Playing through the game on medium difficulty, I had to pay very little attention to this other than making sure I kept that number increasing across the game. Similarly, there is an elemental status mechanic that allows you to build status effects that do additional damage in ways similar to The Division games — but this did not seem to make or break any fights across the entire experience. These might matter more seriously on the hardest difficulty, or they might become relevant in the announced Heroic Assault mode that launches later this year.
It is worth saying here that Gotham Knights is apparently playable all the way through in online co-op, although the tight timeline of this review prevented me from trying that out. Some boss fights felt tuned explicitly for this kind of co-op experience, and most of them followed a pattern of “do a thing, do a different thing that’s harder, do both of those things at the same time” that required intense time and space management from a solo player. Ultimately, though, I found most of those fights to be engaging, even if they did eventually become a little boring due to their extended length. I imagine that a co-op partner would make those feel a little tighter.
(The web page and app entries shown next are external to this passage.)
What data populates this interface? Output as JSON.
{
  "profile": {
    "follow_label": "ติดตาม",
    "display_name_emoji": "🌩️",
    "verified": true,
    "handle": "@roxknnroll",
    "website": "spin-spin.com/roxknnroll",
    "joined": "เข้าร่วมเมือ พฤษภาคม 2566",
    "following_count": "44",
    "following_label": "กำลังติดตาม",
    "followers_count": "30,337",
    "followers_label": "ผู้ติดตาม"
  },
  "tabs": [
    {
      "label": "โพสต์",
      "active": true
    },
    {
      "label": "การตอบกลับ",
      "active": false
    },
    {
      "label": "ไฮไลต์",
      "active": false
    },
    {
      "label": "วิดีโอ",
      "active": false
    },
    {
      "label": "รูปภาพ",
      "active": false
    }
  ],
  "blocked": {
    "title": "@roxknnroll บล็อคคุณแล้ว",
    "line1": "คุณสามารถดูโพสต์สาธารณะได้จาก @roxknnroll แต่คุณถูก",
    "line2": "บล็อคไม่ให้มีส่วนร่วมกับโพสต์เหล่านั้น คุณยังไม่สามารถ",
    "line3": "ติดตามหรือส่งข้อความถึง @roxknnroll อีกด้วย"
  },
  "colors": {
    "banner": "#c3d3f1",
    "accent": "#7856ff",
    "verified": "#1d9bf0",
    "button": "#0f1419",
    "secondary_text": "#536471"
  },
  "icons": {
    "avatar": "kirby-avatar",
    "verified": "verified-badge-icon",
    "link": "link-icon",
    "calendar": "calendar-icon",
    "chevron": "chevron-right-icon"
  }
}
The vast majority of the time I spent playing Gotham Knights was spent nodding my head and thinking “OK, yeah, cool.” It’s that kind of game. There are some brilliant moments, like Harley Quinn’s turn as an evil wellness guru, that I think are well executed and plotted. However, the vast majority of the game consists of roaming the world from point to point and doing fights, which is sometimes punctuated by excellently written comic-book storytelling about four people trying to fix the world in memory of their dead Batdad. I was happy to clonk my way through some of those less-than-memorable fights to get to the next plot point about Red Hood or Batgirl, and I think anyone itching for some basic Bat-family action will feel the same way.
But Gotham Knights is lacking some of the interpretive moves that made both Rocksteady’s Arkham games and WB Games Montreal’s own Arkham Origins so fascinating and unique. It’s yet another encounter on the same rain-soaked streets.
Gotham Knights will be released on Oct. 21 on PlayStation 5, Windows PC, and Xbox Series X. The game was reviewed on PS5 using a pre-release download code provided by Warner Bros. Interactive Entertainment. Vox Media has affiliate partnerships. These do not influence editorial content, though Vox Media may earn commissions for products purchased via affiliate links. You can find additional information about Polygon’s ethics policy here.